The name Model A was first used by Ford in 1903 and also known as the Fordmobile. This was the first vehicle produced by the Ford Motor Company and its first owner was Dr. Ernst Pfenning of Chicago, Illinois who purchased the Model A on July 23, 1903. Production of the first generation Model A lasted from 1903 through 1905 with 1750 examples being produced.
Automobile production was new and experiments with design, techniques, and technology were still being experimented with. Many early producers of the automobile had been in either the coachbuilding business or the bicycle business. Upon the invention of the automobile, they switched to the production of horseless carriages.
Henry Ford had $28,000 in investment capital to begin his new business. Upon completion of his first motorcar, he had spent all but $223.65. The Model A's were available as either a two-seater runabout or a four-seater tonneau. A flat-2 engine was horizontally-mounted midship and capable of producing 8 horsepower. A three-speed planetary transmission was matted to the engine. Dimensions and weight varied but the advertised top speed of the vehicle was about 45 miles per hour. The base price was $750 and was available with options such as a rear seat for $100. A rubber roof would set the buyer back an additional $30 while the leather roof was $50.
The Model A was replaced by a sequence of 'letter cars' until Ford produced the perfect combination of accordability and reliability with the Model T. It was mass produced and by 1914 the adaptation of the assembly line streamlined the process even further. By the 1920s, Ford had mobilized the United States with their customers wanting more and willing to pay more for it. Chevrolet's were becoming popular because they were similar to the Ford but offered a few extra amenities at a slightly higher but still reasonable price. Near the close of the 1920's and after sales began to slip, Ford realized that a replacement was needed.
So as production came to a close for the Model T, Henry Ford halted all production for six months to retool the equipment and prepare for the production of the Model A. The second generation of the Ford Model A began on October 20th, 1927. Sale of the Model A began on December 2nd, 1927 and was offered in four colors. The Model had been available in the United States only in black because it dried the fastest.
The public eagerly awaited the sale of the Model T's replacement and were not disappointed. It was a stylish and elegant vehicle, which had been designed by Henry Ford's son, Edsel. In comparison to its predecessor, it was more sophisticated and complex.
The cost of the second generation Model A, produced 24 years after the original Model A was sold for $365 less, with price ranging from $385 through $570. The car was powered by an L-head 4-cylinder engine with just over 200 cubic-inches in displacement. A three-speed sliding gear transmission with 1 reverse speed was used. Top speed was achieved a little over sixty-miles per hour with the average fuel mileage being rather exceptional at over 40 MPG.

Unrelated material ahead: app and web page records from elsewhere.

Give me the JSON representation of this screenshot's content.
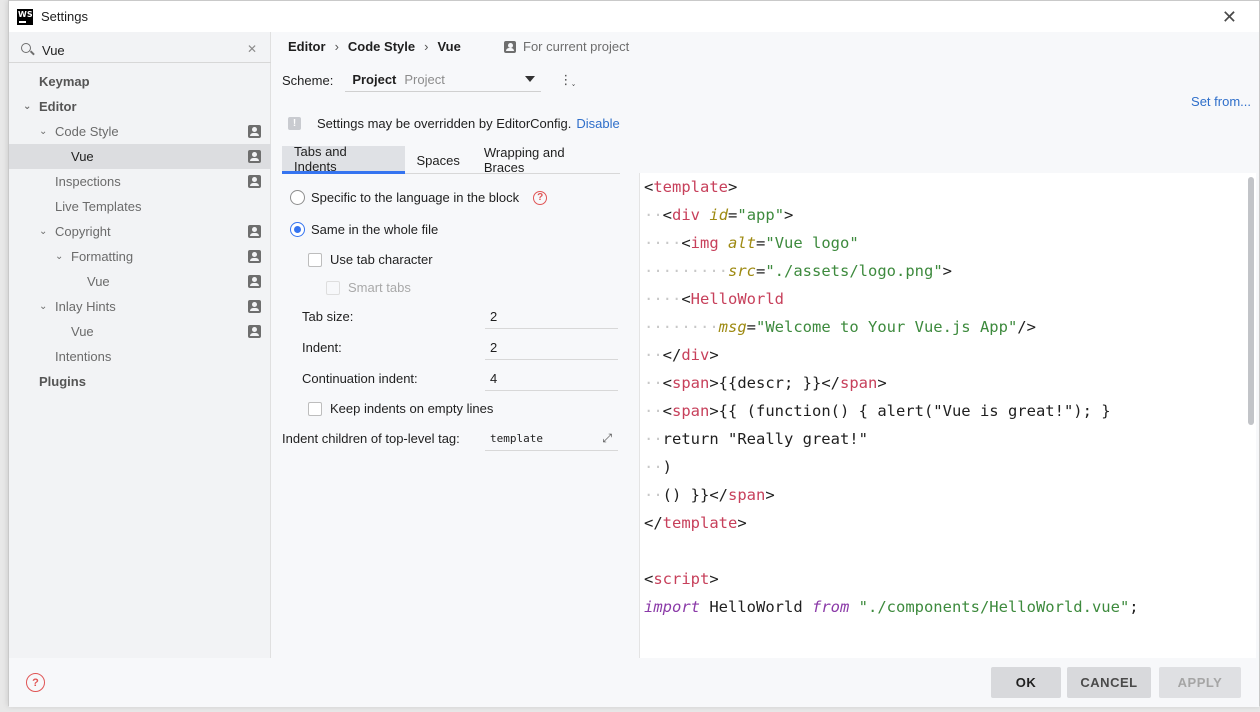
{
  "window": {
    "title": "Settings",
    "app_icon_text": "WS"
  },
  "search": {
    "value": "Vue"
  },
  "tree": [
    {
      "label": "Keymap",
      "level": 0,
      "bold": true,
      "chevron": false,
      "project": false,
      "selected": false
    },
    {
      "label": "Editor",
      "level": 0,
      "bold": true,
      "chevron": true,
      "project": false,
      "selected": false
    },
    {
      "label": "Code Style",
      "level": 1,
      "bold": false,
      "chevron": true,
      "project": true,
      "selected": false
    },
    {
      "label": "Vue",
      "level": 2,
      "bold": false,
      "chevron": false,
      "project": true,
      "selected": true
    },
    {
      "label": "Inspections",
      "level": 1,
      "bold": false,
      "chevron": false,
      "project": true,
      "selected": false
    },
    {
      "label": "Live Templates",
      "level": 1,
      "bold": false,
      "chevron": false,
      "project": false,
      "selected": false
    },
    {
      "label": "Copyright",
      "level": 1,
      "bold": false,
      "chevron": true,
      "project": true,
      "selected": false
    },
    {
      "label": "Formatting",
      "level": 2,
      "bold": false,
      "chevron": true,
      "project": true,
      "selected": false
    },
    {
      "label": "Vue",
      "level": 3,
      "bold": false,
      "chevron": false,
      "project": true,
      "selected": false
    },
    {
      "label": "Inlay Hints",
      "level": 1,
      "bold": false,
      "chevron": true,
      "project": true,
      "selected": false
    },
    {
      "label": "Vue",
      "level": 2,
      "bold": false,
      "chevron": false,
      "project": true,
      "selected": false
    },
    {
      "label": "Intentions",
      "level": 1,
      "bold": false,
      "chevron": false,
      "project": false,
      "selected": false
    },
    {
      "label": "Plugins",
      "level": 0,
      "bold": true,
      "chevron": false,
      "project": false,
      "selected": false
    }
  ],
  "breadcrumb": {
    "items": [
      "Editor",
      "Code Style",
      "Vue"
    ],
    "for_project": "For current project"
  },
  "scheme": {
    "label": "Scheme:",
    "value": "Project",
    "sub_value": "Project",
    "set_from": "Set from..."
  },
  "notice": {
    "text": "Settings may be overridden by EditorConfig.",
    "link": "Disable"
  },
  "tabs": [
    {
      "label": "Tabs and Indents",
      "active": true
    },
    {
      "label": "Spaces",
      "active": false
    },
    {
      "label": "Wrapping and Braces",
      "active": false
    }
  ],
  "options": {
    "radio_specific": "Specific to the language in the block",
    "radio_same": "Same in the whole file",
    "use_tab": "Use tab character",
    "smart_tabs": "Smart tabs",
    "tab_size_label": "Tab size:",
    "tab_size": "2",
    "indent_label": "Indent:",
    "indent": "2",
    "cont_indent_label": "Continuation indent:",
    "cont_indent": "4",
    "keep_indents": "Keep indents on empty lines",
    "indent_children_label": "Indent children of top-level tag:",
    "indent_children": "template"
  },
  "code_lines": [
    [
      [
        "t",
        "<"
      ],
      [
        "tag",
        "template"
      ],
      [
        "t",
        ">"
      ]
    ],
    [
      [
        "ws",
        "··"
      ],
      [
        "t",
        "<"
      ],
      [
        "tag",
        "div"
      ],
      [
        "t",
        " "
      ],
      [
        "attr",
        "id"
      ],
      [
        "t",
        "="
      ],
      [
        "str",
        "\"app\""
      ],
      [
        "t",
        ">"
      ]
    ],
    [
      [
        "ws",
        "····"
      ],
      [
        "t",
        "<"
      ],
      [
        "tag",
        "img"
      ],
      [
        "t",
        " "
      ],
      [
        "attr",
        "alt"
      ],
      [
        "t",
        "="
      ],
      [
        "str",
        "\"Vue logo\""
      ]
    ],
    [
      [
        "ws",
        "·········"
      ],
      [
        "attr",
        "src"
      ],
      [
        "t",
        "="
      ],
      [
        "str",
        "\"./assets/logo.png\""
      ],
      [
        "t",
        ">"
      ]
    ],
    [
      [
        "ws",
        "····"
      ],
      [
        "t",
        "<"
      ],
      [
        "tag",
        "HelloWorld"
      ]
    ],
    [
      [
        "ws",
        "········"
      ],
      [
        "attr",
        "msg"
      ],
      [
        "t",
        "="
      ],
      [
        "str",
        "\"Welcome to Your Vue.js App\""
      ],
      [
        "t",
        "/>"
      ]
    ],
    [
      [
        "ws",
        "··"
      ],
      [
        "t",
        "</"
      ],
      [
        "tag",
        "div"
      ],
      [
        "t",
        ">"
      ]
    ],
    [
      [
        "ws",
        "··"
      ],
      [
        "t",
        "<"
      ],
      [
        "tag",
        "span"
      ],
      [
        "t",
        ">{{descr; }}</"
      ],
      [
        "tag",
        "span"
      ],
      [
        "t",
        ">"
      ]
    ],
    [
      [
        "ws",
        "··"
      ],
      [
        "t",
        "<"
      ],
      [
        "tag",
        "span"
      ],
      [
        "t",
        ">{{ (function() { alert(\"Vue is great!\"); }"
      ]
    ],
    [
      [
        "ws",
        "··"
      ],
      [
        "t",
        "return \"Really great!\""
      ]
    ],
    [
      [
        "ws",
        "··"
      ],
      [
        "t",
        ")"
      ]
    ],
    [
      [
        "ws",
        "··"
      ],
      [
        "t",
        "() }}</"
      ],
      [
        "tag",
        "span"
      ],
      [
        "t",
        ">"
      ]
    ],
    [
      [
        "t",
        "</"
      ],
      [
        "tag",
        "template"
      ],
      [
        "t",
        ">"
      ]
    ],
    [
      [
        "t",
        ""
      ]
    ],
    [
      [
        "t",
        "<"
      ],
      [
        "tag",
        "script"
      ],
      [
        "t",
        ">"
      ]
    ],
    [
      [
        "kw",
        "import"
      ],
      [
        "t",
        " HelloWorld "
      ],
      [
        "kw",
        "from"
      ],
      [
        "t",
        " "
      ],
      [
        "str",
        "\"./components/HelloWorld.vue\""
      ],
      [
        "t",
        ";"
      ]
    ]
  ],
  "footer": {
    "ok": "OK",
    "cancel": "CANCEL",
    "apply": "APPLY"
  }
}
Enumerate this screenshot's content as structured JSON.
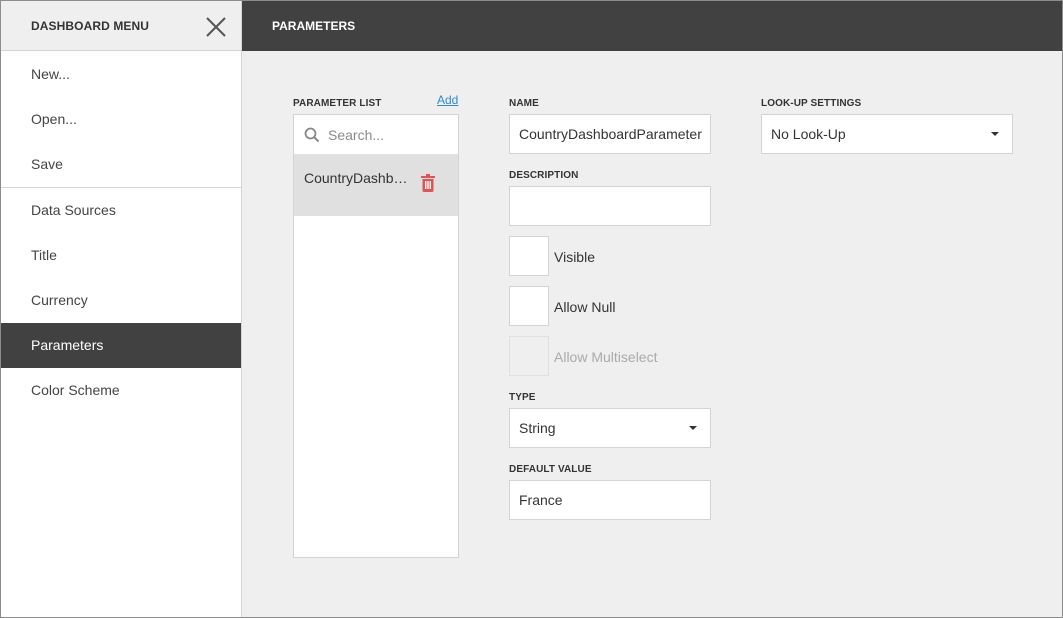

Just like the Model T, the Model A was available in multiple configurations such as the top of the line Fordor in either 2 or 3 window, Victoria, Station Wagon, Truck, Town Car, Convertible Cabriolet, Phaeton, Business Coupe, Sport Coupe, Roadster Coupe, and Coupe to name a few.
During the production lifespan of the Model A, lasting until August 31, 1931, Ford produced 4,320,446 Model A's. It was replaced by the Model B. By Daniel Vaughan | Mar 2006